If you’re pressed for time, Miller looks to the pros at Lunds & Byerlys when she’s in a food pinch. She advises against prepared food, as it costs an arm and a leg, but looks to the many dips and spreads the food emporium is known for. The Lunds in Navarre stocks these delights in abundance and is centrally located in the lake area.


Clean Up

Once the last guest has departed, it’s time to start cleaning—or sit down, rest your feet and leave the dishes to someone else, as Miller prefers. She hires out Saga Hill dishwashers at $15 per hour with a four-hour minimum. If there’s a still wiggle room left in your budget, she swears they’re the best of the best and “actually know how to clean your stuff,” she says. They’ll even assist with pre-party, sous-chef-like tasks, like cutting carrots for a veggie tray. Now’s that some real help.


Recipes courtesy of Marianne Miller and Saga Hill Cooking & Events

Cucumber Sandwiches

1 loaf white bread
1/2 cup crème fraîche
1/4 tsp. extra fine minced garlic

Salt to taste
1/4 tsp. white pepper
1 Tbsp. finely chopped fresh dill
1 seedless cucumber, thinly sliced

Dill sprigs, for garnish

Remove crust from bread with a sharp knife and cut into triangles. Place crème fraîche, garlic, salt, pepper and 1 Tbsp. dill in a small bowl; stir to combine. Spread lightly on bread; top with cucumbers and garnish with fresh dill sprigs. Cover with a damp paper towel until ready to serve to keep the sandwiches from drying out.

Chocolate Pecan Pie

Famous Derby Pie


1 cup all-purpose flour

1/2 tsp. salt

7 Tbsp. butter, cold and grated

2 Tbsp. cold water



Place flour and salt in a large bowl. Grate butter. (Chef’s tip: Freezing the butter for an hour works best.) Once butter is grated, stir into the flour mixture. Add water and stir with a fork until the flour mixture is moistened.

Mix with your hands into a ball that cleans the bowl. You may need to add a bit more water or flour if your dough is too dry or wet, respectively. Don’t overwork, but let come together.

Roll dough into a circle large enough to fit into pie pan; place in pan. Crimp the edges. (Chef’s tip: Use a fork or make a fluted edge with your fingers.)



1 cup sugar

1/2 cup flour

1 stick butter, melted

2 eggs

1 cup chopped pecans

1 1/2 cups chocolate chips

1 tsp. vanilla

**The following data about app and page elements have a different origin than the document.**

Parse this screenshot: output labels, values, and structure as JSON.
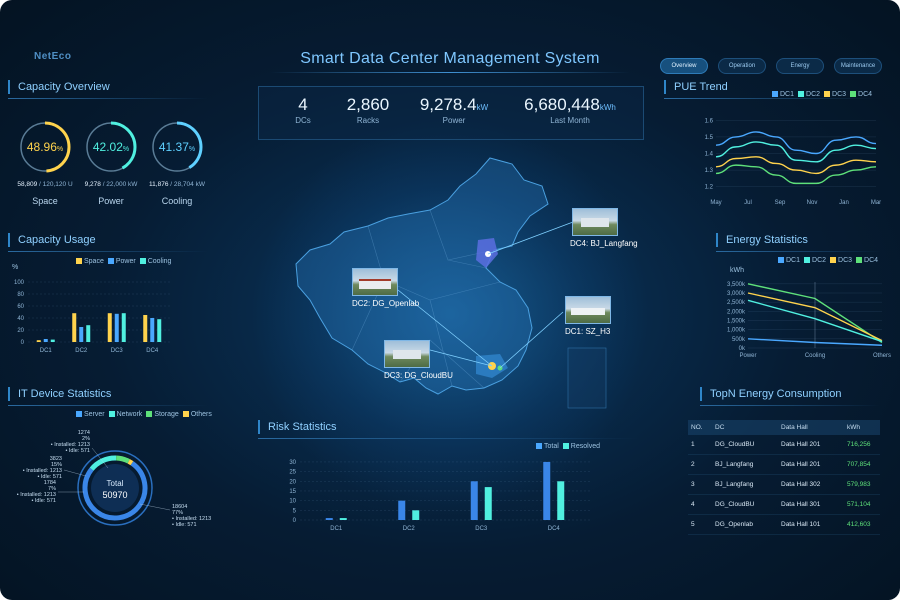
{
  "header": {
    "logo": "NetEco",
    "title": "Smart Data Center Management System",
    "tabs": [
      {
        "label": "Overview",
        "active": true
      },
      {
        "label": "Operation",
        "active": false
      },
      {
        "label": "Energy",
        "active": false
      },
      {
        "label": "Maintenance",
        "active": false
      }
    ]
  },
  "summary": [
    {
      "value": "4",
      "unit": "",
      "label": "DCs"
    },
    {
      "value": "2,860",
      "unit": "",
      "label": "Racks"
    },
    {
      "value": "9,278.4",
      "unit": "kW",
      "label": "Power"
    },
    {
      "value": "6,680,448",
      "unit": "kWh",
      "label": "Last Month"
    }
  ],
  "capacity_overview": {
    "title": "Capacity Overview",
    "gauges": [
      {
        "value": "48.96",
        "unit": "%",
        "used": "58,809",
        "total": "/ 120,120",
        "unit_text": "U",
        "label": "Space",
        "fraction": 0.4896,
        "color": "#ffd34d"
      },
      {
        "value": "42.02",
        "unit": "%",
        "used": "9,278",
        "total": "/ 22,000",
        "unit_text": "kW",
        "label": "Power",
        "fraction": 0.4202,
        "color": "#50f0e0"
      },
      {
        "value": "41.37",
        "unit": "%",
        "used": "11,876",
        "total": "/ 28,704",
        "unit_text": "kW",
        "label": "Cooling",
        "fraction": 0.4137,
        "color": "#5fd0ff"
      }
    ]
  },
  "capacity_usage": {
    "title": "Capacity Usage",
    "y_unit": "%",
    "legend": [
      {
        "name": "Space",
        "color": "#ffd34d"
      },
      {
        "name": "Power",
        "color": "#4aa8ff"
      },
      {
        "name": "Cooling",
        "color": "#50f0e0"
      }
    ]
  },
  "it_device": {
    "title": "IT Device Statistics",
    "legend": [
      {
        "name": "Server",
        "color": "#4aa8ff"
      },
      {
        "name": "Network",
        "color": "#50f0e0"
      },
      {
        "name": "Storage",
        "color": "#5ee07a"
      },
      {
        "name": "Others",
        "color": "#ffd34d"
      }
    ],
    "total_label": "Total",
    "total_value": "50970",
    "callouts": [
      {
        "lines": [
          "1274",
          "2%",
          "• Installed: 1213",
          "• Idle: 571"
        ]
      },
      {
        "lines": [
          "3823",
          "15%",
          "• Installed: 1213",
          "• Idle: 571"
        ]
      },
      {
        "lines": [
          "1784",
          "7%",
          "• Installed: 1213",
          "• Idle: 571"
        ]
      },
      {
        "lines": [
          "18604",
          "77%",
          "• Installed: 1213",
          "• Idle: 571"
        ]
      }
    ]
  },
  "pue": {
    "title": "PUE Trend",
    "legend": [
      {
        "name": "DC1",
        "color": "#4aa8ff"
      },
      {
        "name": "DC2",
        "color": "#50f0e0"
      },
      {
        "name": "DC3",
        "color": "#ffd34d"
      },
      {
        "name": "DC4",
        "color": "#5ee07a"
      }
    ]
  },
  "energy": {
    "title": "Energy Statistics",
    "y_unit": "kWh",
    "legend": [
      {
        "name": "DC1",
        "color": "#4aa8ff"
      },
      {
        "name": "DC2",
        "color": "#50f0e0"
      },
      {
        "name": "DC3",
        "color": "#ffd34d"
      },
      {
        "name": "DC4",
        "color": "#5ee07a"
      }
    ]
  },
  "risk": {
    "title": "Risk Statistics",
    "legend": [
      {
        "name": "Total",
        "color": "#4aa8ff"
      },
      {
        "name": "Resolved",
        "color": "#50f0e0"
      }
    ]
  },
  "map": {
    "sites": [
      {
        "label": "DC4: BJ_Langfang"
      },
      {
        "label": "DC2: DG_Openlab"
      },
      {
        "label": "DC1: SZ_H3"
      },
      {
        "label": "DC3: DG_CloudBU"
      }
    ]
  },
  "topn": {
    "title": "TopN Energy Consumption",
    "headers": [
      "NO.",
      "DC",
      "Data Hall",
      "kWh"
    ],
    "rows": [
      [
        "1",
        "DG_CloudBU",
        "Data Hall 201",
        "716,256"
      ],
      [
        "2",
        "BJ_Langfang",
        "Data Hall 201",
        "707,854"
      ],
      [
        "3",
        "BJ_Langfang",
        "Data Hall 302",
        "579,983"
      ],
      [
        "4",
        "DG_CloudBU",
        "Data Hall 301",
        "571,104"
      ],
      [
        "5",
        "DG_Openlab",
        "Data Hall 101",
        "412,603"
      ]
    ]
  },
  "chart_data": [
    {
      "type": "bar",
      "title": "Capacity Usage",
      "categories": [
        "DC1",
        "DC2",
        "DC3",
        "DC4"
      ],
      "series": [
        {
          "name": "Space",
          "values": [
            3,
            48,
            48,
            45
          ]
        },
        {
          "name": "Power",
          "values": [
            5,
            25,
            47,
            40
          ]
        },
        {
          "name": "Cooling",
          "values": [
            4,
            28,
            48,
            38
          ]
        }
      ],
      "ylabel": "%",
      "yticks": [
        0,
        20,
        40,
        60,
        80,
        100
      ],
      "ylim": [
        0,
        100
      ]
    },
    {
      "type": "line",
      "title": "PUE Trend",
      "x": [
        "May",
        "Jul",
        "Sep",
        "Nov",
        "Jan",
        "Mar"
      ],
      "series": [
        {
          "name": "DC1",
          "values": [
            1.45,
            1.5,
            1.53,
            1.5,
            1.42,
            1.4,
            1.48,
            1.5,
            1.46
          ]
        },
        {
          "name": "DC2",
          "values": [
            1.38,
            1.44,
            1.47,
            1.45,
            1.36,
            1.35,
            1.42,
            1.45,
            1.43
          ]
        },
        {
          "name": "DC3",
          "values": [
            1.32,
            1.37,
            1.38,
            1.34,
            1.3,
            1.28,
            1.33,
            1.36,
            1.35
          ]
        },
        {
          "name": "DC4",
          "values": [
            1.28,
            1.33,
            1.32,
            1.27,
            1.22,
            1.22,
            1.27,
            1.3,
            1.32
          ]
        }
      ],
      "yticks": [
        1.2,
        1.3,
        1.4,
        1.5,
        1.6
      ],
      "ylim": [
        1.15,
        1.62
      ]
    },
    {
      "type": "line",
      "title": "Energy Statistics",
      "x": [
        "Power",
        "Cooling",
        "Others"
      ],
      "series": [
        {
          "name": "DC1",
          "values": [
            3500000,
            2700000,
            300000
          ]
        },
        {
          "name": "DC2",
          "values": [
            3000000,
            2200000,
            400000
          ]
        },
        {
          "name": "DC3",
          "values": [
            2600000,
            1600000,
            350000
          ]
        },
        {
          "name": "DC4",
          "values": [
            500000,
            300000,
            150000
          ]
        }
      ],
      "ylabel": "kWh",
      "ytick_labels": [
        "0k",
        "500k",
        "1,000k",
        "1,500k",
        "2,000k",
        "2,500k",
        "3,000k",
        "3,500k"
      ],
      "yticks": [
        0,
        500000,
        1000000,
        1500000,
        2000000,
        2500000,
        3000000,
        3500000
      ],
      "ylim": [
        0,
        3600000
      ]
    },
    {
      "type": "bar",
      "title": "Risk Statistics",
      "categories": [
        "DC1",
        "DC2",
        "DC3",
        "DC4"
      ],
      "series": [
        {
          "name": "Total",
          "values": [
            1,
            10,
            20,
            30
          ]
        },
        {
          "name": "Resolved",
          "values": [
            1,
            5,
            17,
            20
          ]
        }
      ],
      "yticks": [
        0,
        5,
        10,
        15,
        20,
        25,
        30
      ],
      "ylim": [
        0,
        31
      ]
    },
    {
      "type": "pie",
      "title": "IT Device Statistics",
      "categories": [
        "Server",
        "Network",
        "Storage",
        "Others"
      ],
      "values": [
        77,
        15,
        7,
        2
      ]
    }
  ]
}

Combine flour and sugar in a medium sized bowl; pour in melted butter. Stir together and add eggs. Next, add the vanilla, pecans and chocolate chips. Once combined, pour into your pie shell. Bake at 350 degrees for 40–45 minutes or until a nice golden brown color.


Early Times Mint Julep


2 cups sugar

2 cups water

Sprigs of fresh mint

Crushed ice

Early Times Kentucky Whisky

For presentation: Silver Julep cups



The night before: Make a simple syrup by boiling sugar and water together for five minutes. Cool and place in a covered container with six or eight sprigs of fresh mint, then refrigerate.

The day of: Make one drink at a time by filling a julep cup with crushed ice, adding one tablespoon mint simple syrup and two ounces of Early Times Kentucky Whisky. Stir rapidly with a spoon to frost the outside of the cup. Garnish with a sprig of fresh mint.


Earl Grey Martini


1 1/2 oz. Earl Gray Gin Infusion (see below)

3/4 oz. fresh lemon juice

1 oz. simple syrup

1 egg white

1 lemon twist, for garnish

Lemon Zest Sugar, for garnish (see below)

Cubed ice



Fill a cocktail shaker or small pitcher two-thirds full of ice and add the gin infusion, lemon juice, simple syrup and egg white. Shake for 15 seconds. Strain into a chilled cocktail glass rimmed with the Lemon Zest Sugar. Add the twist.


Earl Grey Gin Infusion


1/4 cup Earl Grey tea leaves

1 liter Tanqueray gin



Add tea leaves to the bottle of gin. Replace cap and shake well. Allow the tea to steep in the gin for 2 hours; strain to remove the tea leaves. (Chef’s tip: Do not press the tea leaves to extract excess.)


Lemon Zest Sugar


1 lemon

1/2 cup granulated sugar



Finely grate the zest of the whole lemon, being careful not to include any of the white inner pith. Add sugar and mix well.



The Hope Chest for Breast Cancer, 3850 Shoreline Dr., Wayzata; 952.471.8700

Goodwill, 13820 Wayzata Blvd., Minnetonka; 952.544.6648

Natures Harvest, 320 E. Wayzata Blvd., Wayzata; 952.473.4687

Michaels, 11522 Wayzata Blvd., Minnetonka; 952.541.8109

Lunds, 3333 Shoreline Dr., Navarre; 952.471.8473

Saga Hill Cooking & Events, 4198 N. Shore Dr., Orono; 612.281.1846